BEGIN LISTED ENTRIES

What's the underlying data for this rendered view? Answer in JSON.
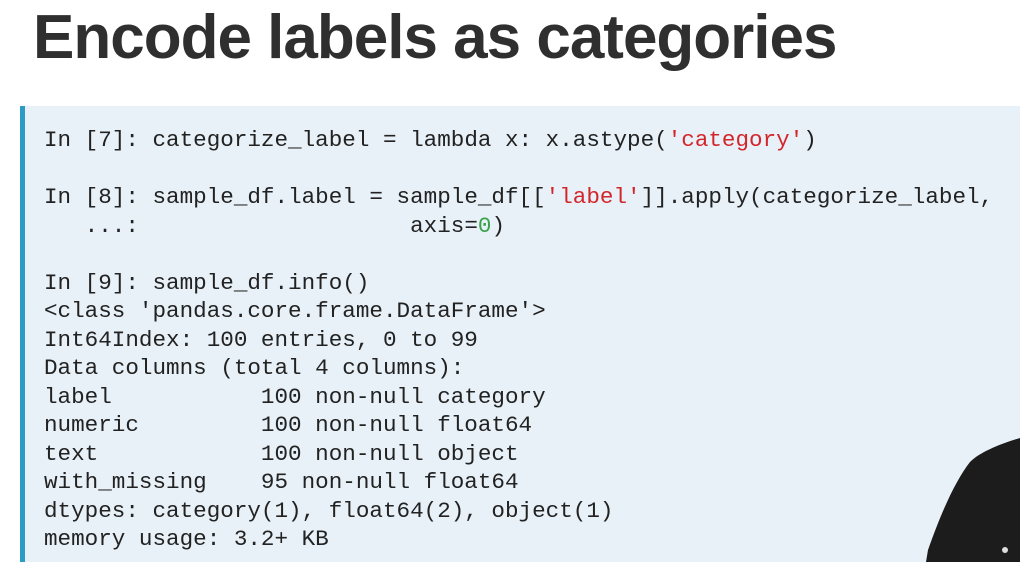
{
  "title": "Encode labels as categories",
  "cells": [
    {
      "prompt": "In [7]: ",
      "code_a": "categorize_label = lambda x: x.astype(",
      "str": "'category'",
      "code_b": ")"
    },
    {
      "prompt": "In [8]: ",
      "code_a": "sample_df.label = sample_df[[",
      "str": "'label'",
      "code_b": "]].apply(categorize_label,",
      "cont_prompt": "   ...: ",
      "cont_a": "                   axis=",
      "num": "0",
      "cont_b": ")"
    },
    {
      "prompt": "In [9]: ",
      "code_a": "sample_df.info()"
    }
  ],
  "output": [
    "<class 'pandas.core.frame.DataFrame'>",
    "Int64Index: 100 entries, 0 to 99",
    "Data columns (total 4 columns):",
    "label           100 non-null category",
    "numeric         100 non-null float64",
    "text            100 non-null object",
    "with_missing    95 non-null float64",
    "dtypes: category(1), float64(2), object(1)",
    "memory usage: 3.2+ KB"
  ]
}
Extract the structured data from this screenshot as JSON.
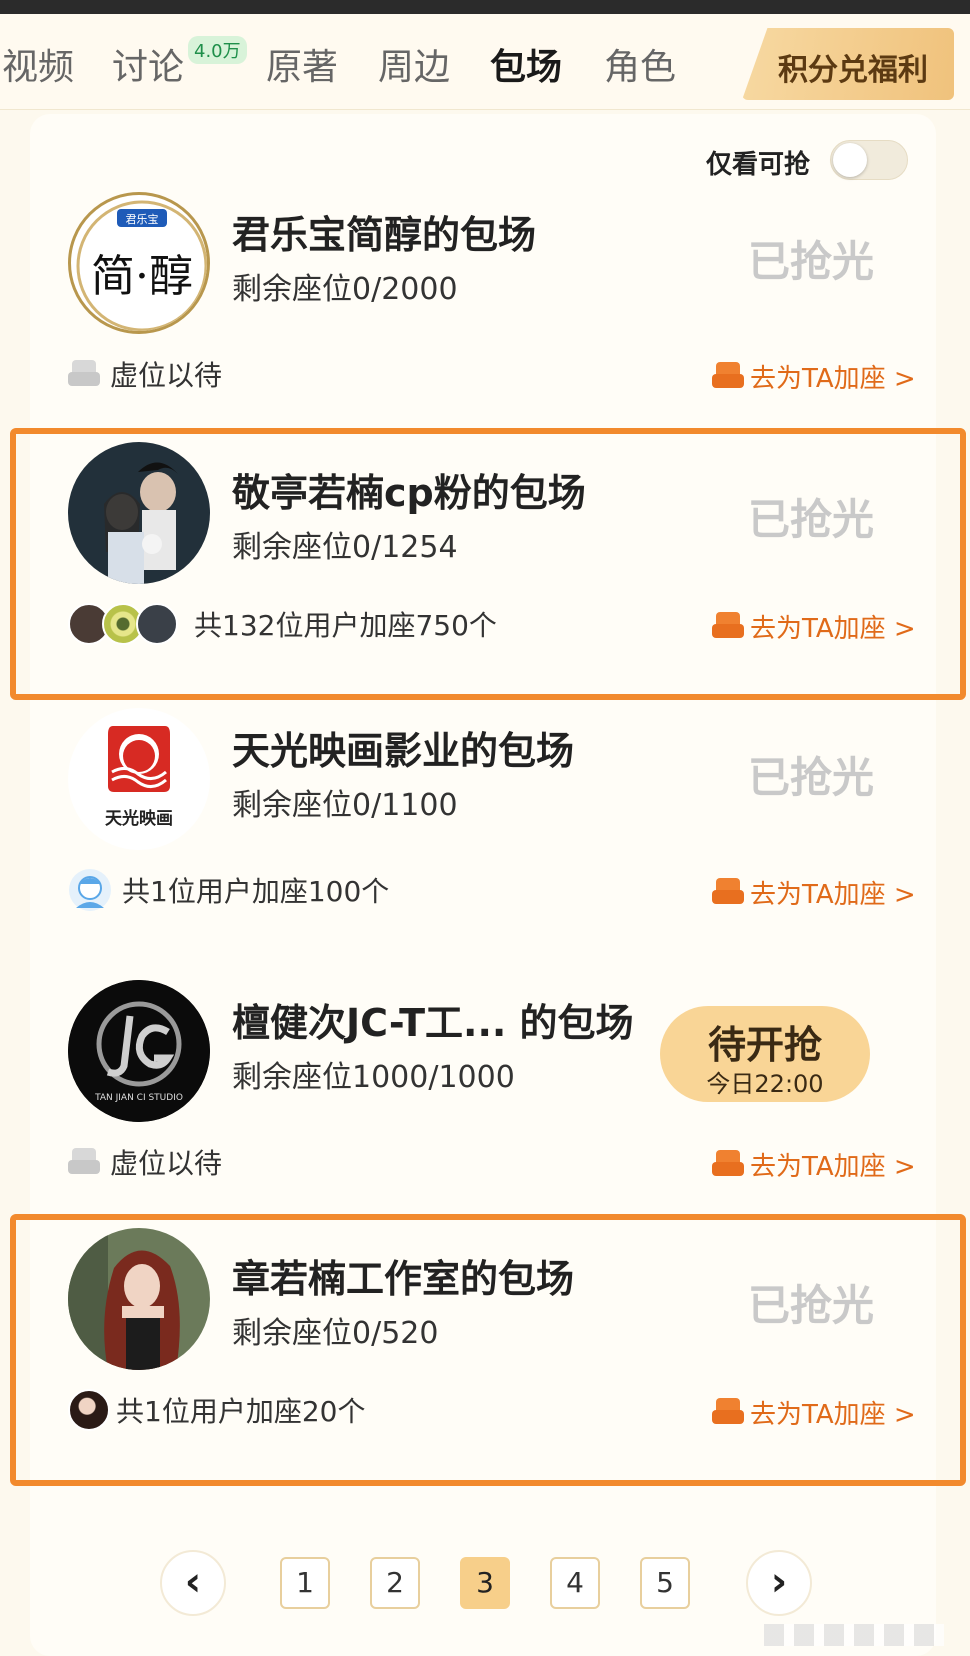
{
  "tabs": [
    {
      "label": "视频"
    },
    {
      "label": "讨论",
      "badge": "4.0万"
    },
    {
      "label": "原著"
    },
    {
      "label": "周边"
    },
    {
      "label": "包场",
      "active": true
    },
    {
      "label": "角色"
    }
  ],
  "rewards_button": "积分兑福利",
  "filter": {
    "label": "仅看可抢",
    "enabled": false
  },
  "cards": [
    {
      "title": "君乐宝简醇的包场",
      "seats": "剩余座位0/2000",
      "status": "已抢光",
      "footer_left": "虚位以待",
      "footer_right": "去为TA加座 >",
      "logo_tag": "君乐宝",
      "logo_text": "简·醇"
    },
    {
      "title": "敬亭若楠cp粉的包场",
      "seats": "剩余座位0/1254",
      "status": "已抢光",
      "footer_left": "共132位用户加座750个",
      "footer_right": "去为TA加座 >"
    },
    {
      "title": "天光映画影业的包场",
      "seats": "剩余座位0/1100",
      "status": "已抢光",
      "footer_left": "共1位用户加座100个",
      "footer_right": "去为TA加座 >",
      "logo_text": "天光映画"
    },
    {
      "title": "檀健次JC-T工...   的包场",
      "seats": "剩余座位1000/1000",
      "status_main": "待开抢",
      "status_sub": "今日22:00",
      "footer_left": "虚位以待",
      "footer_right": "去为TA加座 >",
      "logo_text": "TAN JIAN CI STUDIO"
    },
    {
      "title": "章若楠工作室的包场",
      "seats": "剩余座位0/520",
      "status": "已抢光",
      "footer_left": "共1位用户加座20个",
      "footer_right": "去为TA加座 >"
    }
  ],
  "pagination": {
    "pages": [
      "1",
      "2",
      "3",
      "4",
      "5"
    ],
    "current": "3",
    "prev": "‹",
    "next": "›"
  },
  "colors": {
    "accent": "#f28a2d",
    "gold": "#f7cf8a",
    "background": "#fdf9ee"
  }
}
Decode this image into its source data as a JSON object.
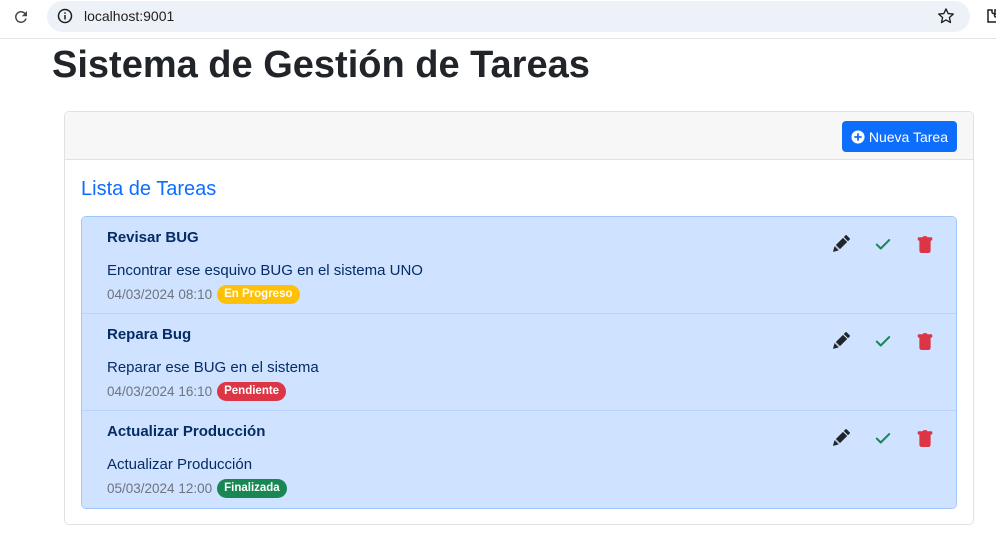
{
  "browser": {
    "url": "localhost:9001"
  },
  "page": {
    "title": "Sistema de Gestión de Tareas"
  },
  "toolbar": {
    "new_task_label": "Nueva Tarea"
  },
  "list": {
    "title": "Lista de Tareas",
    "tasks": [
      {
        "title": "Revisar BUG",
        "description": "Encontrar ese esquivo BUG en el sistema UNO",
        "datetime": "04/03/2024 08:10",
        "status": "En Progreso"
      },
      {
        "title": "Repara Bug",
        "description": "Reparar ese BUG en el sistema",
        "datetime": "04/03/2024 16:10",
        "status": "Pendiente"
      },
      {
        "title": "Actualizar Producción",
        "description": "Actualizar Producción",
        "datetime": "05/03/2024 12:00",
        "status": "Finalizada"
      }
    ]
  },
  "colors": {
    "primary": "#0d6efd",
    "in_progress": "#ffc107",
    "pending": "#dc3545",
    "done": "#198754",
    "list_bg": "#cfe2ff"
  },
  "icons": [
    "reload-icon",
    "info-icon",
    "star-icon",
    "extension-icon",
    "plus-circle-icon",
    "pencil-icon",
    "check-icon",
    "trash-icon"
  ]
}
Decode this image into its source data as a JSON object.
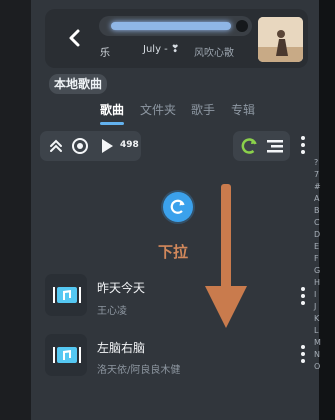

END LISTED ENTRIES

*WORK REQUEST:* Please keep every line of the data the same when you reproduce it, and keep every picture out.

*COMPLETED EXERCISE:*
What's the underlying data for this rendered view? Answer in JSON.
{
  "title": "Encode labels as categories",
  "cells": [
    {
      "prompt": "In [7]: ",
      "code_a": "categorize_label = lambda x: x.astype(",
      "str": "'category'",
      "code_b": ")"
    },
    {
      "prompt": "In [8]: ",
      "code_a": "sample_df.label = sample_df[[",
      "str": "'label'",
      "code_b": "]].apply(categorize_label,",
      "cont_prompt": "   ...: ",
      "cont_a": "                   axis=",
      "num": "0",
      "cont_b": ")"
    },
    {
      "prompt": "In [9]: ",
      "code_a": "sample_df.info()"
    }
  ],
  "output": [
    "<class 'pandas.core.frame.DataFrame'>",
    "Int64Index: 100 entries, 0 to 99",
    "Data columns (total 4 columns):",
    "label           100 non-null category",
    "numeric         100 non-null float64",
    "text            100 non-null object",
    "with_missing    95 non-null float64",
    "dtypes: category(1), float64(2), object(1)",
    "memory usage: 3.2+ KB"
  ]
}
Extract the structured data from this screenshot as JSON.
{
  "tabs": [
    {
      "label": "视频"
    },
    {
      "label": "讨论",
      "badge": "4.0万"
    },
    {
      "label": "原著"
    },
    {
      "label": "周边"
    },
    {
      "label": "包场",
      "active": true
    },
    {
      "label": "角色"
    }
  ],
  "rewards_button": "积分兑福利",
  "filter": {
    "label": "仅看可抢",
    "enabled": false
  },
  "cards": [
    {
      "title": "君乐宝简醇的包场",
      "seats": "剩余座位0/2000",
      "status": "已抢光",
      "footer_left": "虚位以待",
      "footer_right": "去为TA加座 >",
      "logo_tag": "君乐宝",
      "logo_text": "简·醇"
    },
    {
      "title": "敬亭若楠cp粉的包场",
      "seats": "剩余座位0/1254",
      "status": "已抢光",
      "footer_left": "共132位用户加座750个",
      "footer_right": "去为TA加座 >"
    },
    {
      "title": "天光映画影业的包场",
      "seats": "剩余座位0/1100",
      "status": "已抢光",
      "footer_left": "共1位用户加座100个",
      "footer_right": "去为TA加座 >",
      "logo_text": "天光映画"
    },
    {
      "title": "檀健次JC-T工...   的包场",
      "seats": "剩余座位1000/1000",
      "status_main": "待开抢",
      "status_sub": "今日22:00",
      "footer_left": "虚位以待",
      "footer_right": "去为TA加座 >",
      "logo_text": "TAN JIAN CI STUDIO"
    },
    {
      "title": "章若楠工作室的包场",
      "seats": "剩余座位0/520",
      "status": "已抢光",
      "footer_left": "共1位用户加座20个",
      "footer_right": "去为TA加座 >"
    }
  ],
  "pagination": {
    "pages": [
      "1",
      "2",
      "3",
      "4",
      "5"
    ],
    "current": "3",
    "prev": "‹",
    "next": "›"
  },
  "colors": {
    "accent": "#f28a2d",
    "gold": "#f7cf8a",
    "background": "#fdf9ee"
  }
}
Decode this image into its source data as a JSON object.
{
  "browser": {
    "url": "localhost:9001"
  },
  "page": {
    "title": "Sistema de Gestión de Tareas"
  },
  "toolbar": {
    "new_task_label": "Nueva Tarea"
  },
  "list": {
    "title": "Lista de Tareas",
    "tasks": [
      {
        "title": "Revisar BUG",
        "description": "Encontrar ese esquivo BUG en el sistema UNO",
        "datetime": "04/03/2024 08:10",
        "status": "En Progreso"
      },
      {
        "title": "Repara Bug",
        "description": "Reparar ese BUG en el sistema",
        "datetime": "04/03/2024 16:10",
        "status": "Pendiente"
      },
      {
        "title": "Actualizar Producción",
        "description": "Actualizar Producción",
        "datetime": "05/03/2024 12:00",
        "status": "Finalizada"
      }
    ]
  },
  "colors": {
    "primary": "#0d6efd",
    "in_progress": "#ffc107",
    "pending": "#dc3545",
    "done": "#198754",
    "list_bg": "#cfe2ff"
  },
  "icons": [
    "reload-icon",
    "info-icon",
    "star-icon",
    "extension-icon",
    "plus-circle-icon",
    "pencil-icon",
    "check-icon",
    "trash-icon"
  ]
}
Decode this image into its source data as a JSON object.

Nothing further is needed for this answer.